Owner's Equity

Investopedia does not include all offers available in the marketplace. This post is to be used for informational purposes only and does not constitute legal, business, or tax advice. Each person should consult his or her own attorney, business advisor, or tax advisor with respect to matters referenced in this post.

Owner Equity Section

In addition, owner’s equity is also commonly known as “book value,” especially when referring to a company on a per-share basis. For example, if owner’s equity in a company is $10 million and there are 1 million outstanding shares of stock, you could say that the book value per share is $10. Owner’s equity is more commonly referred to as shareholders’ equity, especially in cases where the company is publicly traded.
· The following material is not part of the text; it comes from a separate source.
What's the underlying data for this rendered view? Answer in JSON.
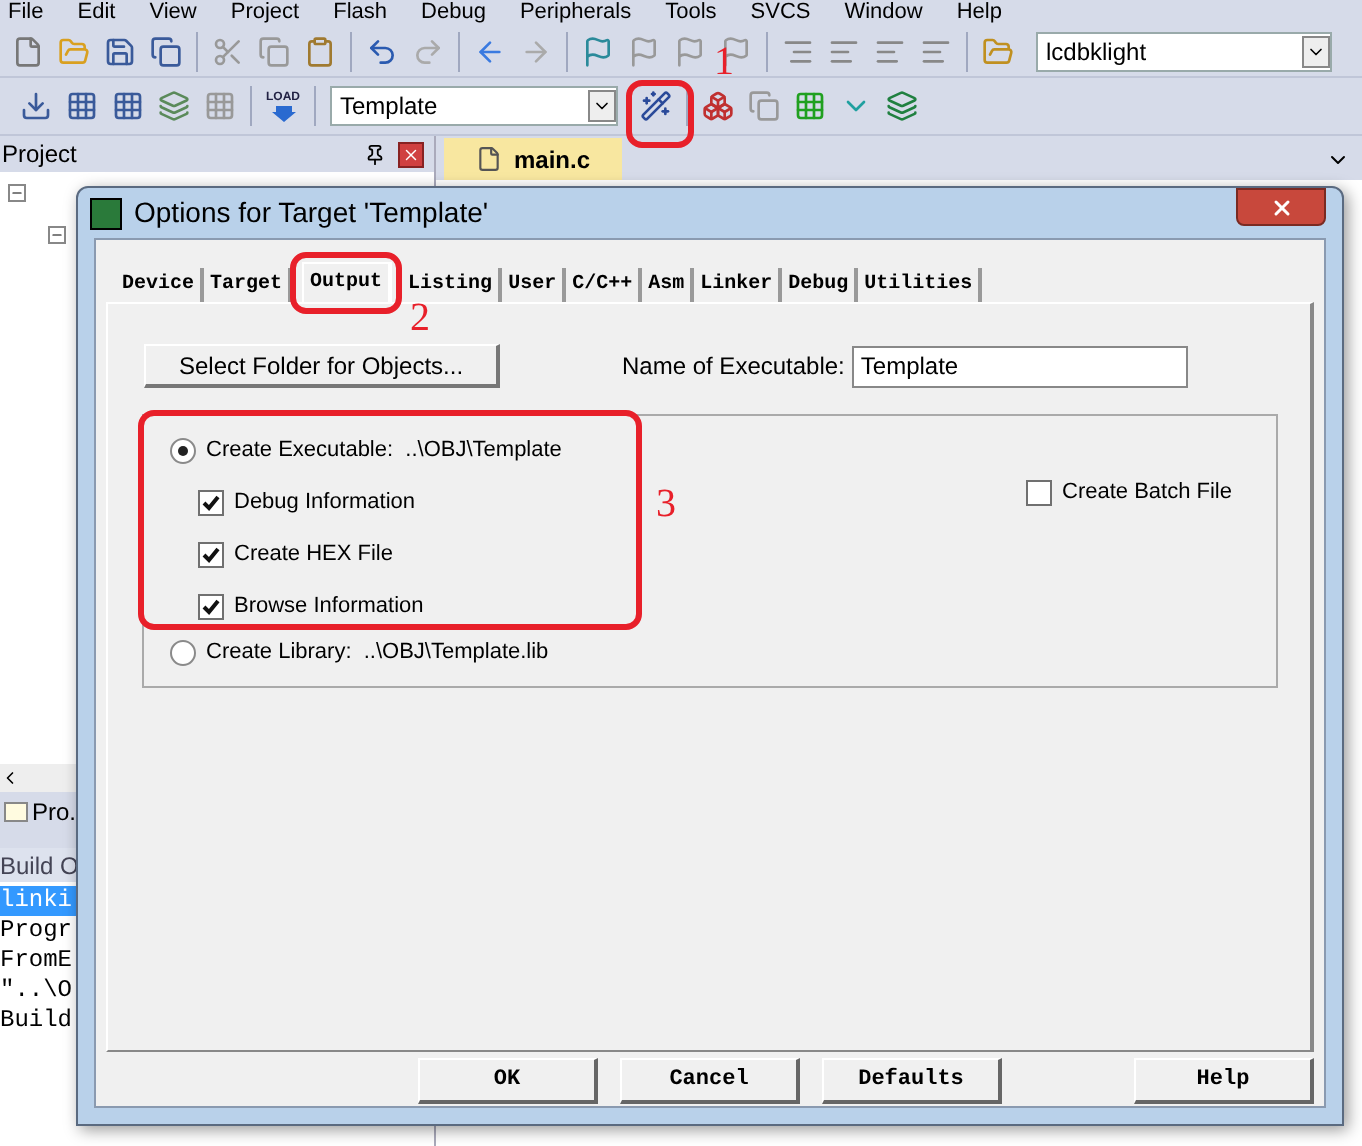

But it’s important to note that these terms are essentially interchangeable. They can be physical in nature, like vehicles, real estate, or products. They can also be intangible, like intellectual properties or brands.
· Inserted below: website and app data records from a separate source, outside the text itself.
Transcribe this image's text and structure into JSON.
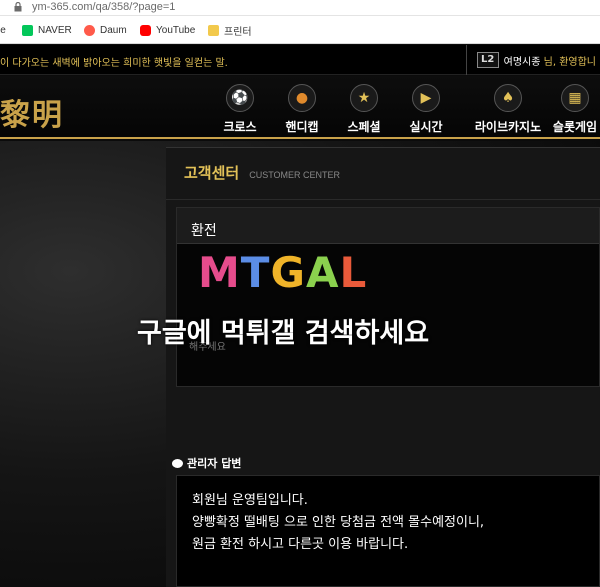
{
  "browser": {
    "url": "ym-365.com/qa/358/?page=1",
    "bookmarks": [
      {
        "label": "le",
        "icon": "google-icon",
        "color": "#4285f4"
      },
      {
        "label": "NAVER",
        "icon": "naver-icon",
        "color": "#03c75a"
      },
      {
        "label": "Daum",
        "icon": "daum-icon",
        "color": "#ff5a4a"
      },
      {
        "label": "YouTube",
        "icon": "youtube-icon",
        "color": "#ff0000"
      },
      {
        "label": "프린터",
        "icon": "folder-icon",
        "color": "#f2c94c"
      }
    ]
  },
  "topbar": {
    "marquee": "이 다가오는 새벽에 밝아오는 희미한 햇빛을 일컫는 말.",
    "level": "L2",
    "username": "여명시종",
    "greeting": " 님, 환영합니"
  },
  "nav": {
    "logo": "黎明",
    "items": [
      {
        "label": "크로스",
        "icon": "soccer-ball-icon",
        "glyph": "⚽"
      },
      {
        "label": "핸디캡",
        "icon": "basketball-icon",
        "glyph": "●"
      },
      {
        "label": "스페셜",
        "icon": "star-icon",
        "glyph": "★"
      },
      {
        "label": "실시간",
        "icon": "live-screen-icon",
        "glyph": "▶"
      },
      {
        "label": "라이브카지노",
        "icon": "cards-icon",
        "glyph": "♠"
      },
      {
        "label": "슬롯게임",
        "icon": "slot-machine-icon",
        "glyph": "▦"
      }
    ]
  },
  "panel": {
    "title": "고객센터",
    "subtitle": "CUSTOMER CENTER",
    "post_title": "환전",
    "post_body": "해주세요"
  },
  "watermark": {
    "logo_letters": [
      "M",
      "T",
      "G",
      "A",
      "L"
    ],
    "logo_colors": [
      "#e64c8c",
      "#5b8de6",
      "#f0b429",
      "#8bd14e",
      "#e95a3a"
    ],
    "text": "구글에 먹튀갤 검색하세요"
  },
  "reply": {
    "header": "관리자 답변",
    "lines": [
      "회원님 운영팀입니다.",
      "양빵확정 떨배팅 으로 인한 당첨금 전액 몰수예정이니,",
      "원금 환전 하시고 다른곳 이용 바랍니다."
    ]
  }
}
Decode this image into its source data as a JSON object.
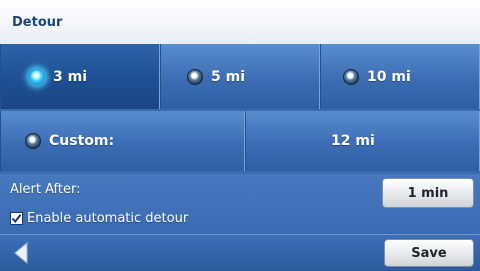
{
  "header": {
    "title": "Detour"
  },
  "distance_options": [
    {
      "label": "3 mi",
      "selected": true
    },
    {
      "label": "5 mi",
      "selected": false
    },
    {
      "label": "10 mi",
      "selected": false
    }
  ],
  "custom": {
    "label": "Custom:",
    "value": "12 mi",
    "selected": false
  },
  "alert": {
    "label": "Alert After:",
    "button_label": "1 min"
  },
  "auto_detour": {
    "label": "Enable automatic detour",
    "checked": true
  },
  "footer": {
    "save_label": "Save"
  },
  "colors": {
    "panel": "#3a6bb2",
    "header_title": "#1b4778",
    "radio_selected_glow": "#3fd3ff"
  }
}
Owner’s equity refers to the portion of a business that is the property of the business’ shareholders or owners. The simple explanation of owner’s equity is that it is the amount of money a business would have left if it shut down its operations, sold all of its assets, and paid off its debts. The number of stocks repurchased from investors and shareholders. The amount of treasury stock is deducted from a company’s total equity. This determined the total number of shares available to investors. When a company transfers money to the balance sheet rather than paying it out, it’s referred to as retained earnings. Retained earnings are the net of income from operations and other activities.

Types Of Private Equity Financing
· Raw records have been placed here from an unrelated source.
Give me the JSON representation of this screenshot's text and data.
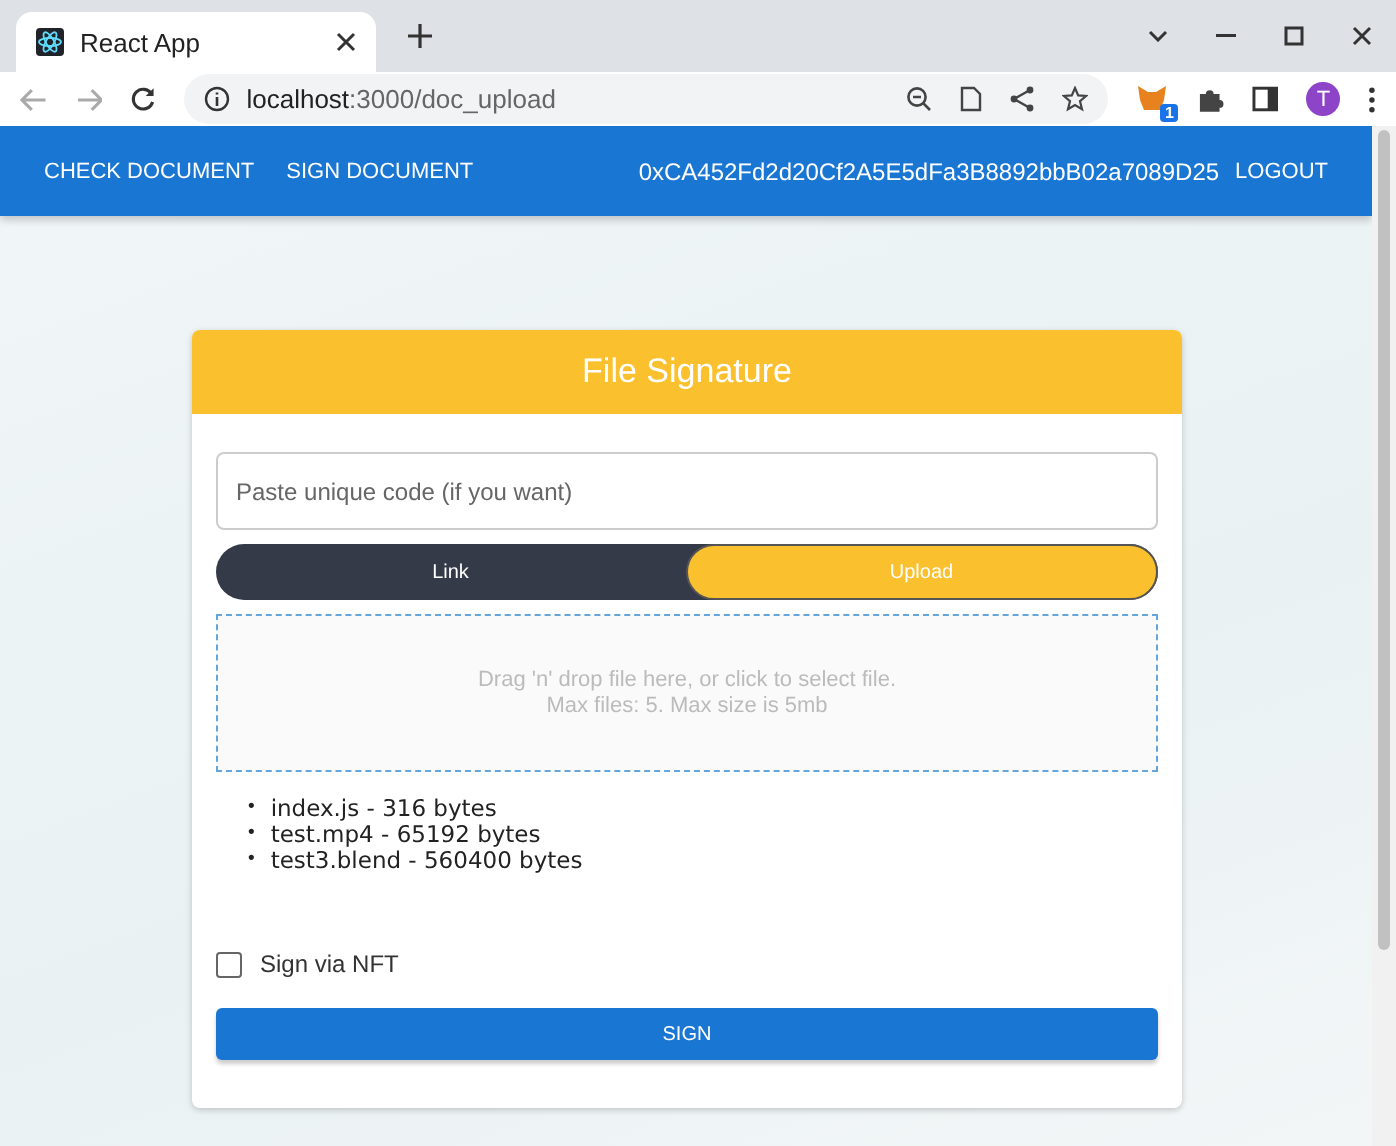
{
  "browser": {
    "tab_title": "React App",
    "url_host": "localhost",
    "url_path": ":3000/doc_upload",
    "extension_badge": "1",
    "profile_initial": "T"
  },
  "navbar": {
    "links": [
      "CHECK DOCUMENT",
      "SIGN DOCUMENT"
    ],
    "account": "0xCA452Fd2d20Cf2A5E5dFa3B8892bbB02a7089D25",
    "logout": "LOGOUT"
  },
  "card": {
    "title": "File Signature",
    "code_field": {
      "placeholder": "Paste unique code (if you want)"
    },
    "mode_toggle": [
      {
        "label": "Link",
        "selected": false
      },
      {
        "label": "Upload",
        "selected": true
      }
    ],
    "dropzone": {
      "lines": [
        "Drag 'n' drop file here, or click to select file.",
        "Max files: 5. Max size is 5mb"
      ]
    },
    "files": [
      {
        "marker": "•",
        "text": "index.js - 316 bytes"
      },
      {
        "marker": "•",
        "text": "test.mp4 - 65192 bytes"
      },
      {
        "marker": "•",
        "text": "test3.blend - 560400 bytes"
      }
    ],
    "nft_checkbox": {
      "label": "Sign via NFT",
      "checked": false
    },
    "sign_button": "SIGN"
  }
}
Another way to increase a business’s owner’s equity is for the owner to make an additional investment. If you search around the web, you’ll often find owner’s equity to be described as the residual amount after subtracting liabilities from assets. For one thing, Sue’s owner’s equity has increased drastically. Without seeing all of the details, it is hard to tell what drove this increase. Perhaps Sue’s Seashells had a large increase in their checking or savings account balance.

This rule does not rely on any Intercompany data entry in order to execute. Business professionals who understand core business concepts and principles fully and precisely always have the advantage, while many others are not so well-prepared. Rely on the premier business encyclopedia to sharpen your grasp of essential business concepts, terms, and skills. Find the premier business Owner’s Equity analysis Ebooks, templates, and apps at the Master Analyst Shop. Free AccessProject Progress ProFinish time-critical projects on time with the power of statistical process control tracking. The Excel-based system makes project control charting easy, even for those with little or no background in statistics. The popular ROI metric does not always get respect or attention.

This $2,000 amount is a capital contribution since Tom has contributed capital in the form of cash and property to the business. Venture capitalists provide most private equity financing in return for an early minority stake.

Accounting Newbie?

Changes that result from changes in net income for the period, total comprehensive income, revaluation of fixed assets, changes in fair value of available for sale investments, etc. As the business earns income or incurs losses, the net income or loss is closed to the capital accounts and reflected in the overall equity balance. For example, if the business has an owner’s equity of $20,000 and the owner draws $30,000 out of it, the business will have a negative owner’s equity of $10,000 after the drawing. As the business grows and continues its operations, the owner’s equity will accumulate items on top of the owner’s initial investment. Sue is right on the middle of Florida’s busy season, the winter. She has snowbirds from all across the northern states flying in to buy her seashells.

Leave a Reply